Task statement. Look through the records below, and copy out every line that holds the string "Зона".
========
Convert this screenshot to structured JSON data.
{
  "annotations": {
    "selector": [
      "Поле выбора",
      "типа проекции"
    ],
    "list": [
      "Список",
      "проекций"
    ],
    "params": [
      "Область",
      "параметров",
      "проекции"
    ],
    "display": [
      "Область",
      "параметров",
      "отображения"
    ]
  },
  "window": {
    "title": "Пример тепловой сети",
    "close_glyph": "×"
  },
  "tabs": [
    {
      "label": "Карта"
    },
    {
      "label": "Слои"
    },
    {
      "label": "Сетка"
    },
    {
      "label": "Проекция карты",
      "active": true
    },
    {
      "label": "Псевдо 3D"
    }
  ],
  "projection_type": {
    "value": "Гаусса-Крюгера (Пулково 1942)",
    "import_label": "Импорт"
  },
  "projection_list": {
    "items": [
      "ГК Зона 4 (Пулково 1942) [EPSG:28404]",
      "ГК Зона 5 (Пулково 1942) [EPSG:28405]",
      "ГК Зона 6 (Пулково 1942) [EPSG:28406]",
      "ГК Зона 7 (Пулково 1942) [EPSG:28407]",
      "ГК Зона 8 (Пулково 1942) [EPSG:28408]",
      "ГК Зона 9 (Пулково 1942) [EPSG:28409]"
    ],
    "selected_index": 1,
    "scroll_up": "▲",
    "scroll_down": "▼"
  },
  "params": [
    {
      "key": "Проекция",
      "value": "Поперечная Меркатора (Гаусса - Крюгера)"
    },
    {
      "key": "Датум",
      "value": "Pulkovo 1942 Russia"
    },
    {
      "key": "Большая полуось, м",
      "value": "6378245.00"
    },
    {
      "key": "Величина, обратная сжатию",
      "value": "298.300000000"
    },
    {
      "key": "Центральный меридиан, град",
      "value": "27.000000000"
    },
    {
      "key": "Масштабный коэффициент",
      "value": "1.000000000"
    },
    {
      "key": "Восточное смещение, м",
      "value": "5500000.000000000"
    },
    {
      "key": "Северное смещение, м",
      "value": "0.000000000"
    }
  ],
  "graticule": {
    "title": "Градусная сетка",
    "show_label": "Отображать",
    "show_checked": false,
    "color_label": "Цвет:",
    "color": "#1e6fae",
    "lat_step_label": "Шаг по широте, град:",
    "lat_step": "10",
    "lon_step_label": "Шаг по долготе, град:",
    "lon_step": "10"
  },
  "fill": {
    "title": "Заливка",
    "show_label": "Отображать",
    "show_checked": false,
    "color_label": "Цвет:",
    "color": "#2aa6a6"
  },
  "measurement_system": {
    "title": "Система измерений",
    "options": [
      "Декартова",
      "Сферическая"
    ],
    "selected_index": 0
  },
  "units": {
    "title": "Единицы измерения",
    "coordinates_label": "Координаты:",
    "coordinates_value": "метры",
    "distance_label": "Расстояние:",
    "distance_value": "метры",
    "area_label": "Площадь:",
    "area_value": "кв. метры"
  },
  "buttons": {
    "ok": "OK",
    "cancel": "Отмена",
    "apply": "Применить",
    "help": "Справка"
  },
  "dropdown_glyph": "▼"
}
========
Solution to this exercise.
      "ГК Зона 4 (Пулково 1942) [EPSG:28404]",
      "ГК Зона 5 (Пулково 1942) [EPSG:28405]",
      "ГК Зона 6 (Пулково 1942) [EPSG:28406]",
      "ГК Зона 7 (Пулково 1942) [EPSG:28407]",
      "ГК Зона 8 (Пулково 1942) [EPSG:28408]",
      "ГК Зона 9 (Пулково 1942) [EPSG:28409]"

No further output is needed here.